[Data about app and page elements]
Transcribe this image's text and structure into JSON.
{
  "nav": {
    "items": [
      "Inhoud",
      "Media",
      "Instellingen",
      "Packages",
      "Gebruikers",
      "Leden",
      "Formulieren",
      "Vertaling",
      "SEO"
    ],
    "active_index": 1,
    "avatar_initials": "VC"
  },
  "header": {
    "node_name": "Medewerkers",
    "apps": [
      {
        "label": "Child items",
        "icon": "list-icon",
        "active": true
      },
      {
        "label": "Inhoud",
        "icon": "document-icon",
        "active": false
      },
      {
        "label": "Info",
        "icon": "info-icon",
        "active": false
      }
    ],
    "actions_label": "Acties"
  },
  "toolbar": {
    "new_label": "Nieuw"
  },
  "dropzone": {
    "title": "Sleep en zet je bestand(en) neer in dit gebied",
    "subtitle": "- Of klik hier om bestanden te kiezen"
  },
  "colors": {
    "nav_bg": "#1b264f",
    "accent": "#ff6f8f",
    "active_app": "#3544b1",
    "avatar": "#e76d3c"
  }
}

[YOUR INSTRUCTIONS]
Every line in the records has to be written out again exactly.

[ANSWER SPACE]
Transcribe this image's text and structure into JSON.
{
  "nav": {
    "items": [
      "Inhoud",
      "Media",
      "Instellingen",
      "Packages",
      "Gebruikers",
      "Leden",
      "Formulieren",
      "Vertaling",
      "SEO"
    ],
    "active_index": 1,
    "avatar_initials": "VC"
  },
  "header": {
    "node_name": "Medewerkers",
    "apps": [
      {
        "label": "Child items",
        "icon": "list-icon",
        "active": true
      },
      {
        "label": "Inhoud",
        "icon": "document-icon",
        "active": false
      },
      {
        "label": "Info",
        "icon": "info-icon",
        "active": false
      }
    ],
    "actions_label": "Acties"
  },
  "toolbar": {
    "new_label": "Nieuw"
  },
  "dropzone": {
    "title": "Sleep en zet je bestand(en) neer in dit gebied",
    "subtitle": "- Of klik hier om bestanden te kiezen"
  },
  "colors": {
    "nav_bg": "#1b264f",
    "accent": "#ff6f8f",
    "active_app": "#3544b1",
    "avatar": "#e76d3c"
  }
}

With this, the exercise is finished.